Both parents have a duty to support their children. The duty is ordinarily enforced through an award of child support from one parent to the other. To calculate child support, the court will usually follow a process in the child support guidelines statute. The process requires the court to consider the gross earnings of each party, subject to certain specified deductions, then apply those net earnings to a chart. Ordinarily, childcare expenses and child health insurance premiums are added to that charted figure. Alimony paid is considered income to the receiving spouse and is a deduction from the income of the person who pays. Each parent’s percentage of support is then calculated and a support figure is generated. When it is reasonably available, payment of health insurance premiums will be required, and the cost of uncovered medical, dental and prescription needs will be allocated.
Our firm is intimately knowledgeable regarding the numerous types of alimony available and the circumstances to which each type applies.
If you believe you are entitled to alimony, or are afraid you may have to pay alimony, come see us to discuss the specifics of your situation and what we can do to protect your rights.
DIVORCE OVERVIEW (WITH CHILDREN), part 4
Another factor that comes into play is alimony. Many of those who, at the time of marriage, did not want their spouse to work outside the home find themselves believing it to be unfair that they may have to pay spousal support (alimony). After all, if they are no longer married, why should one person still be obligated to provide support to the other? On the other hand, the spouse whose marital contribution including staying at home, and perhaps, raising children, may have given up secondary education or the ability to pursue an income-producing career by doing so. Should this spouse have the benefit of financial assistance after the marriage? If so, should it be long-term or short-term?
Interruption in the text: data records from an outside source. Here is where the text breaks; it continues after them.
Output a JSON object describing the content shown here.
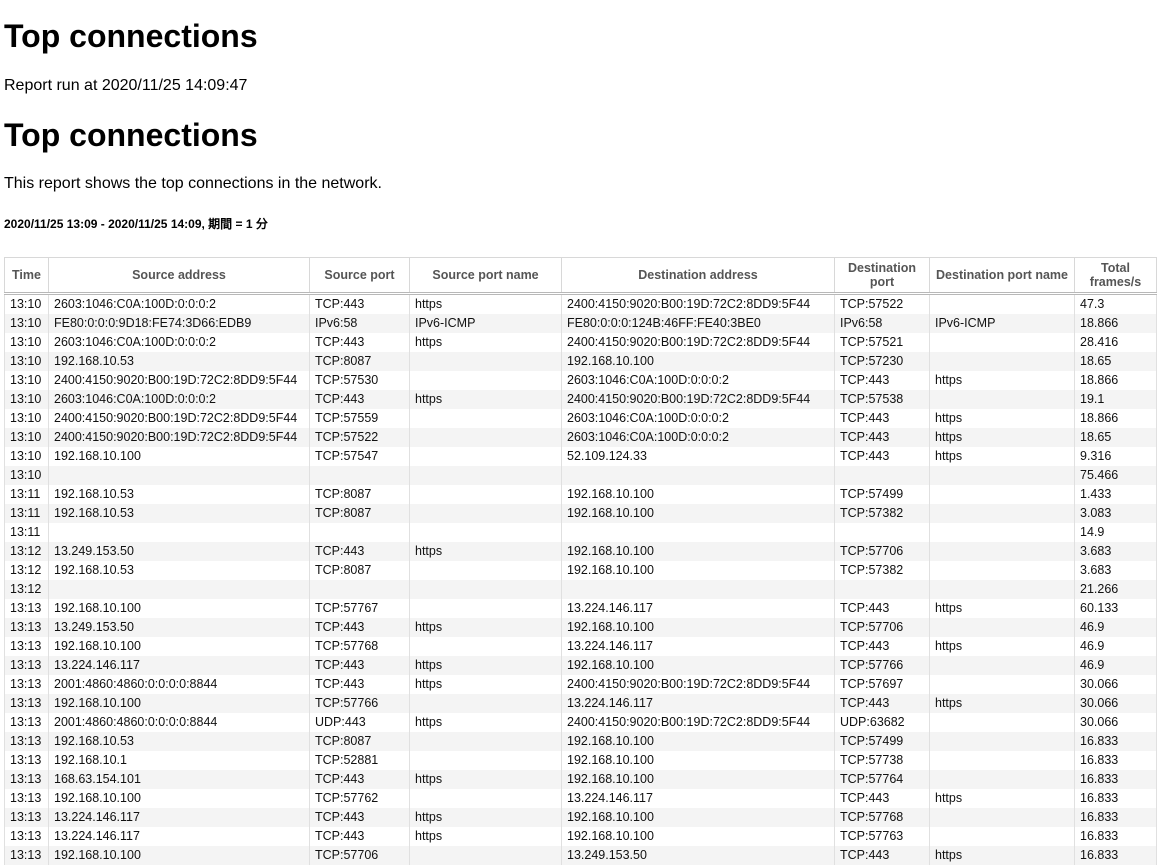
{
  "title": "Top connections",
  "run_at": "Report run at 2020/11/25 14:09:47",
  "section_title": "Top connections",
  "description": "This report shows the top connections in the network.",
  "period": "2020/11/25 13:09 - 2020/11/25 14:09, 期間 = 1 分",
  "table": {
    "headers": [
      "Time",
      "Source address",
      "Source port",
      "Source port name",
      "Destination address",
      "Destination port",
      "Destination port name",
      "Total frames/s"
    ],
    "rows": [
      [
        "13:10",
        "2603:1046:C0A:100D:0:0:0:2",
        "TCP:443",
        "https",
        "2400:4150:9020:B00:19D:72C2:8DD9:5F44",
        "TCP:57522",
        "",
        "47.3"
      ],
      [
        "13:10",
        "FE80:0:0:0:9D18:FE74:3D66:EDB9",
        "IPv6:58",
        "IPv6-ICMP",
        "FE80:0:0:0:124B:46FF:FE40:3BE0",
        "IPv6:58",
        "IPv6-ICMP",
        "18.866"
      ],
      [
        "13:10",
        "2603:1046:C0A:100D:0:0:0:2",
        "TCP:443",
        "https",
        "2400:4150:9020:B00:19D:72C2:8DD9:5F44",
        "TCP:57521",
        "",
        "28.416"
      ],
      [
        "13:10",
        "192.168.10.53",
        "TCP:8087",
        "",
        "192.168.10.100",
        "TCP:57230",
        "",
        "18.65"
      ],
      [
        "13:10",
        "2400:4150:9020:B00:19D:72C2:8DD9:5F44",
        "TCP:57530",
        "",
        "2603:1046:C0A:100D:0:0:0:2",
        "TCP:443",
        "https",
        "18.866"
      ],
      [
        "13:10",
        "2603:1046:C0A:100D:0:0:0:2",
        "TCP:443",
        "https",
        "2400:4150:9020:B00:19D:72C2:8DD9:5F44",
        "TCP:57538",
        "",
        "19.1"
      ],
      [
        "13:10",
        "2400:4150:9020:B00:19D:72C2:8DD9:5F44",
        "TCP:57559",
        "",
        "2603:1046:C0A:100D:0:0:0:2",
        "TCP:443",
        "https",
        "18.866"
      ],
      [
        "13:10",
        "2400:4150:9020:B00:19D:72C2:8DD9:5F44",
        "TCP:57522",
        "",
        "2603:1046:C0A:100D:0:0:0:2",
        "TCP:443",
        "https",
        "18.65"
      ],
      [
        "13:10",
        "192.168.10.100",
        "TCP:57547",
        "",
        "52.109.124.33",
        "TCP:443",
        "https",
        "9.316"
      ],
      [
        "13:10",
        "",
        "",
        "",
        "",
        "",
        "",
        "75.466"
      ],
      [
        "13:11",
        "192.168.10.53",
        "TCP:8087",
        "",
        "192.168.10.100",
        "TCP:57499",
        "",
        "1.433"
      ],
      [
        "13:11",
        "192.168.10.53",
        "TCP:8087",
        "",
        "192.168.10.100",
        "TCP:57382",
        "",
        "3.083"
      ],
      [
        "13:11",
        "",
        "",
        "",
        "",
        "",
        "",
        "14.9"
      ],
      [
        "13:12",
        "13.249.153.50",
        "TCP:443",
        "https",
        "192.168.10.100",
        "TCP:57706",
        "",
        "3.683"
      ],
      [
        "13:12",
        "192.168.10.53",
        "TCP:8087",
        "",
        "192.168.10.100",
        "TCP:57382",
        "",
        "3.683"
      ],
      [
        "13:12",
        "",
        "",
        "",
        "",
        "",
        "",
        "21.266"
      ],
      [
        "13:13",
        "192.168.10.100",
        "TCP:57767",
        "",
        "13.224.146.117",
        "TCP:443",
        "https",
        "60.133"
      ],
      [
        "13:13",
        "13.249.153.50",
        "TCP:443",
        "https",
        "192.168.10.100",
        "TCP:57706",
        "",
        "46.9"
      ],
      [
        "13:13",
        "192.168.10.100",
        "TCP:57768",
        "",
        "13.224.146.117",
        "TCP:443",
        "https",
        "46.9"
      ],
      [
        "13:13",
        "13.224.146.117",
        "TCP:443",
        "https",
        "192.168.10.100",
        "TCP:57766",
        "",
        "46.9"
      ],
      [
        "13:13",
        "2001:4860:4860:0:0:0:0:8844",
        "TCP:443",
        "https",
        "2400:4150:9020:B00:19D:72C2:8DD9:5F44",
        "TCP:57697",
        "",
        "30.066"
      ],
      [
        "13:13",
        "192.168.10.100",
        "TCP:57766",
        "",
        "13.224.146.117",
        "TCP:443",
        "https",
        "30.066"
      ],
      [
        "13:13",
        "2001:4860:4860:0:0:0:0:8844",
        "UDP:443",
        "https",
        "2400:4150:9020:B00:19D:72C2:8DD9:5F44",
        "UDP:63682",
        "",
        "30.066"
      ],
      [
        "13:13",
        "192.168.10.53",
        "TCP:8087",
        "",
        "192.168.10.100",
        "TCP:57499",
        "",
        "16.833"
      ],
      [
        "13:13",
        "192.168.10.1",
        "TCP:52881",
        "",
        "192.168.10.100",
        "TCP:57738",
        "",
        "16.833"
      ],
      [
        "13:13",
        "168.63.154.101",
        "TCP:443",
        "https",
        "192.168.10.100",
        "TCP:57764",
        "",
        "16.833"
      ],
      [
        "13:13",
        "192.168.10.100",
        "TCP:57762",
        "",
        "13.224.146.117",
        "TCP:443",
        "https",
        "16.833"
      ],
      [
        "13:13",
        "13.224.146.117",
        "TCP:443",
        "https",
        "192.168.10.100",
        "TCP:57768",
        "",
        "16.833"
      ],
      [
        "13:13",
        "13.224.146.117",
        "TCP:443",
        "https",
        "192.168.10.100",
        "TCP:57763",
        "",
        "16.833"
      ],
      [
        "13:13",
        "192.168.10.100",
        "TCP:57706",
        "",
        "13.249.153.50",
        "TCP:443",
        "https",
        "16.833"
      ]
    ]
  }
}
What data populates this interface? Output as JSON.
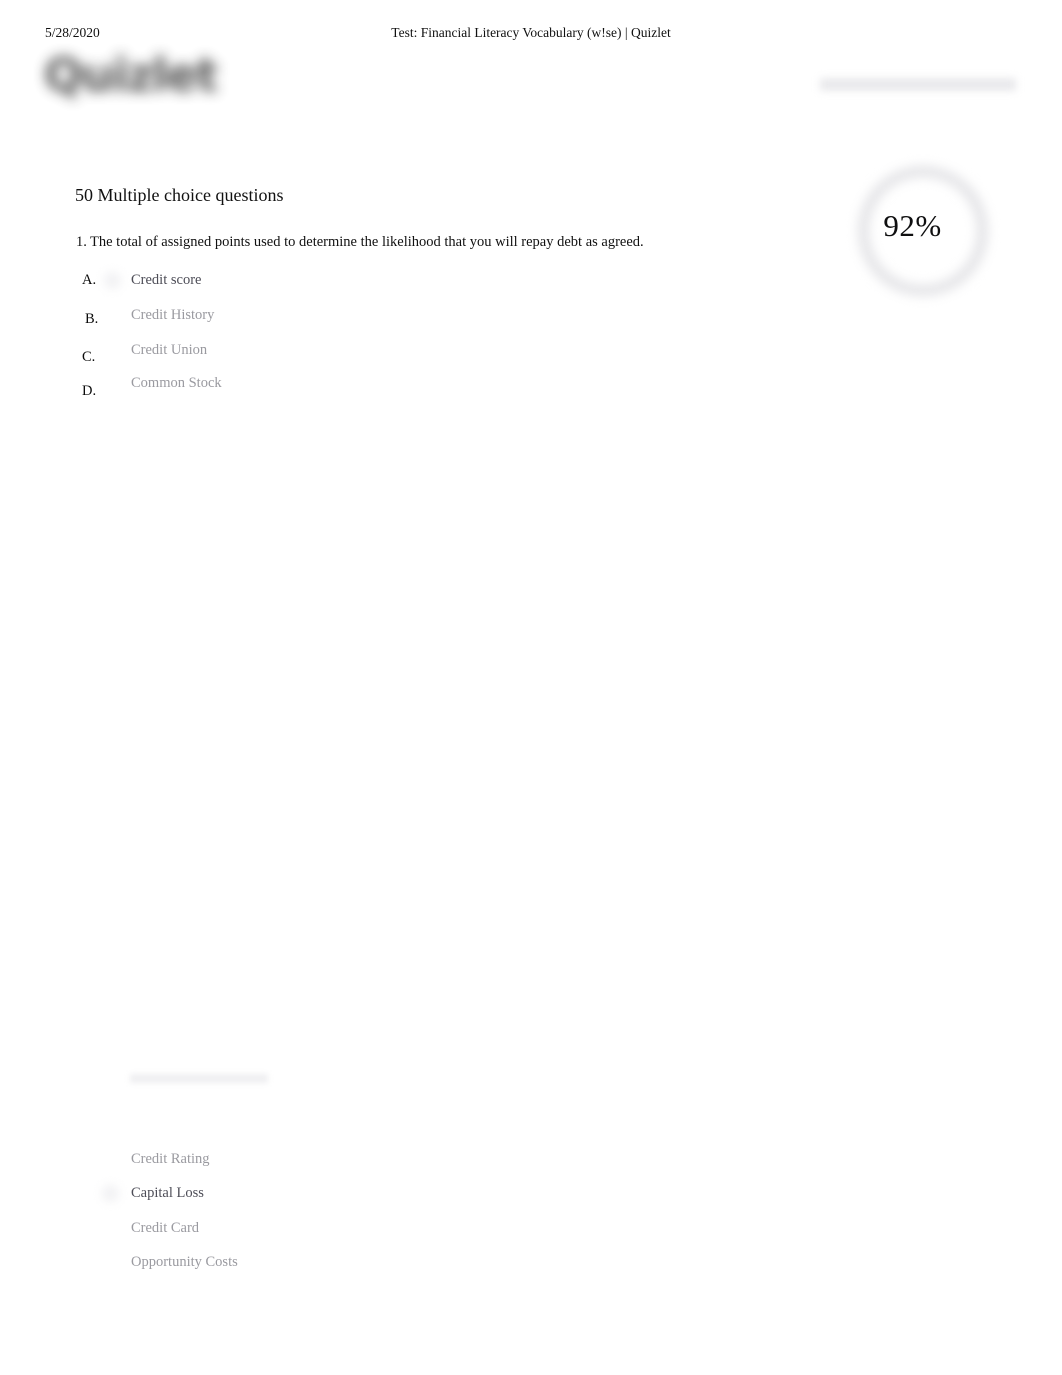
{
  "print_header": {
    "date": "5/28/2020",
    "title": "Test: Financial Literacy Vocabulary (w!se) | Quizlet"
  },
  "brand": {
    "logo_text": "Quizlet"
  },
  "score": {
    "value": "92%",
    "ring_color": "#e4e4e7"
  },
  "main": {
    "heading": "50 Multiple choice questions"
  },
  "questions": [
    {
      "number": "1.",
      "text": "The total of assigned points used to determine the likelihood that you will repay debt as agreed.",
      "choices": [
        {
          "letter": "A.",
          "label": "Credit score",
          "selected": true
        },
        {
          "letter": "B.",
          "label": "Credit History",
          "selected": false
        },
        {
          "letter": "C.",
          "label": "Credit Union",
          "selected": false
        },
        {
          "letter": "D.",
          "label": "Common Stock",
          "selected": false
        }
      ]
    },
    {
      "number": "",
      "text": "",
      "choices": [
        {
          "letter": "",
          "label": "Credit Rating",
          "selected": false
        },
        {
          "letter": "",
          "label": "Capital Loss",
          "selected": true
        },
        {
          "letter": "",
          "label": "Credit Card",
          "selected": false
        },
        {
          "letter": "",
          "label": "Opportunity Costs",
          "selected": false
        }
      ]
    }
  ]
}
The courts, by and large, recognize these issues and the case law regarding alimony describes various options, including permanent periodic, durational, rehabilitative, and bridge-the-gap alimony. Permanent periodic alimony may be awarded after a long-term marriage, and requires the income-producing spouse to pay the other alimony until one of them dies or the recipient spouse remarries. Rehabilitative alimony is paid for a specific period of time and provides the recipient spouse with money while obtaining education or specialized training in order to get on a career track and be self-supporting. Bridge-the-gap was the new kid on the alimony block until recently when Florida law created Durational alimony. Bridge-the-gap alimony is paid for a very short period of time in an effort to assist the receiving spouse in getting over the financial burden that often occurs when transitioning from being married to being single. Durational alimony can be paid for as long as the marriage lasted. In awarding alimony, the Court must be able to justify its decisions or face the possibility of an appeal, which may overturn a decision.